Random
Forests^{®} Regression
with the permutation method. The permutation method uses the out-of-bag data.
For a given tree,
*j*, in the analysis, predict the out-of-bag data with the tree. Repeat
the prediction for every tree in the forest. Then, compute the average of the
out-of-bag predictions for each row that appears at least once in the
out-of-bag data. Use the predictions to compute the mean squared error for the
out-of-bag data:

where

Term | Description |
---|---|

value of the response variable for row
i | |

number rows that appear in the out-of-bag data over the entire forest | |

out-of-bag prediction for row
i |

Then, randomly permute the values of a variable,
*x*_{m} through the out-of-bag data. Leave the response values
and the other predictor values the same. Then, use the same steps to calculate
the mean squared error for the permuted data, .

The importance for variable
*x*_{m} comes from the difference of the two mean squared
errors:

Minitab rounds values smaller than 10^{–7} to 0.

Repeat this process for every variable in the analysis. The variable with
the highest importance is the most important variable. The relative variable
importance scores are scaled by the importance of the most important variable:

The predicted calculations for the following measures of model accuracy
depend on the validation method. The out-of-bag predictions come only from the
trees where a row is out-of-bag. For a given tree,
*j*, in the analysis, predict the out-of-bag data with the tree. Repeat
the prediction for every tree in the forest. Then, compute the average of the
out-of-bag predictions for each row that appears at least once in the
out-of-bag data. For the evaluation of the model with the out-of-bag data, the
average of the response variable is the average across all rows in the
out-of-bag data.

For the test data set, use each tree in the forest to predict each value in the test data set. Then, average the predictions from all the trees to get the prediction for the model. For the evaluation of the model with the test set, the average response is the average of the rows in the test set.

The calculation of R^{2} uses the out-of-bag data or the test data.
The predictions differ in these two cases. In general, the formula for
R^{2} has the following form:

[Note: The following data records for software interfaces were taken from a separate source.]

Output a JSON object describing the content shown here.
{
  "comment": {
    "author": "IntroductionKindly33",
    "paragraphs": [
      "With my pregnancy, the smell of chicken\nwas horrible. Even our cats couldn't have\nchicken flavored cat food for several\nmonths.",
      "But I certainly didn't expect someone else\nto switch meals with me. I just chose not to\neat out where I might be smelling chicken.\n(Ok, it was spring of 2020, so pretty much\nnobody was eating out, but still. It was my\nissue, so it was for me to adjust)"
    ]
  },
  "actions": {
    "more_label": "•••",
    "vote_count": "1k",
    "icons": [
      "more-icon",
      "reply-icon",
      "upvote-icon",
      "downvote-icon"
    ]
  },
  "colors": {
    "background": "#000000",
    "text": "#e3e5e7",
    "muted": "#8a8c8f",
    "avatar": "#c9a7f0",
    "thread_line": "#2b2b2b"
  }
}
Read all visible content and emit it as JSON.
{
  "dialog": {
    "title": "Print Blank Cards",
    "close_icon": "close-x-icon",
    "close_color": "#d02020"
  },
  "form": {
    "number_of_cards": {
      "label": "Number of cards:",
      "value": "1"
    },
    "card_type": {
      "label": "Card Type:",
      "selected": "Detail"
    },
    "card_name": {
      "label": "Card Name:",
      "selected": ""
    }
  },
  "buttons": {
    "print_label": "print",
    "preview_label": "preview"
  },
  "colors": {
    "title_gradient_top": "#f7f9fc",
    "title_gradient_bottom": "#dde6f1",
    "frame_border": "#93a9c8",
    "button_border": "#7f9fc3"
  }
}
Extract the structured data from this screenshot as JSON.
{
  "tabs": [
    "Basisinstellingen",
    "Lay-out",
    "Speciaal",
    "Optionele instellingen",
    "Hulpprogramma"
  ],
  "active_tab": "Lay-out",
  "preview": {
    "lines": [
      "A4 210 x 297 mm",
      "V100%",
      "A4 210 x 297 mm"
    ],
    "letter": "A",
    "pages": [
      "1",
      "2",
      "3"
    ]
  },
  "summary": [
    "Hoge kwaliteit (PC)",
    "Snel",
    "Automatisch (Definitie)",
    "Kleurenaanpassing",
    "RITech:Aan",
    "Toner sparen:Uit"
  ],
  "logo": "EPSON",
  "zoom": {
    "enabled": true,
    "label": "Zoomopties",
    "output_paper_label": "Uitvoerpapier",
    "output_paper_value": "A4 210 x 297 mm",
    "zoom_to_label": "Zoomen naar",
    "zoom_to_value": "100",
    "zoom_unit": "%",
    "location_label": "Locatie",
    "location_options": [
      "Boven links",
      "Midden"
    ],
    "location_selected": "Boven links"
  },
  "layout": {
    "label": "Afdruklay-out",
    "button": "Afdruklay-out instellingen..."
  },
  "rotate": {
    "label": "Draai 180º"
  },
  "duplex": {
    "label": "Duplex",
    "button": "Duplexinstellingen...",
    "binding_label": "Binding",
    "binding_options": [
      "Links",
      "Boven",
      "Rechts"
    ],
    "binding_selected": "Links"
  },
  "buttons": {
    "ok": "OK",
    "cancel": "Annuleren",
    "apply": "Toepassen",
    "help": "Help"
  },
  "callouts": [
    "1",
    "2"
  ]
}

Term | Description |
---|---|

y _{i}
| observed response value |

mean response | |

predicted response value for row | |

N | number of rows |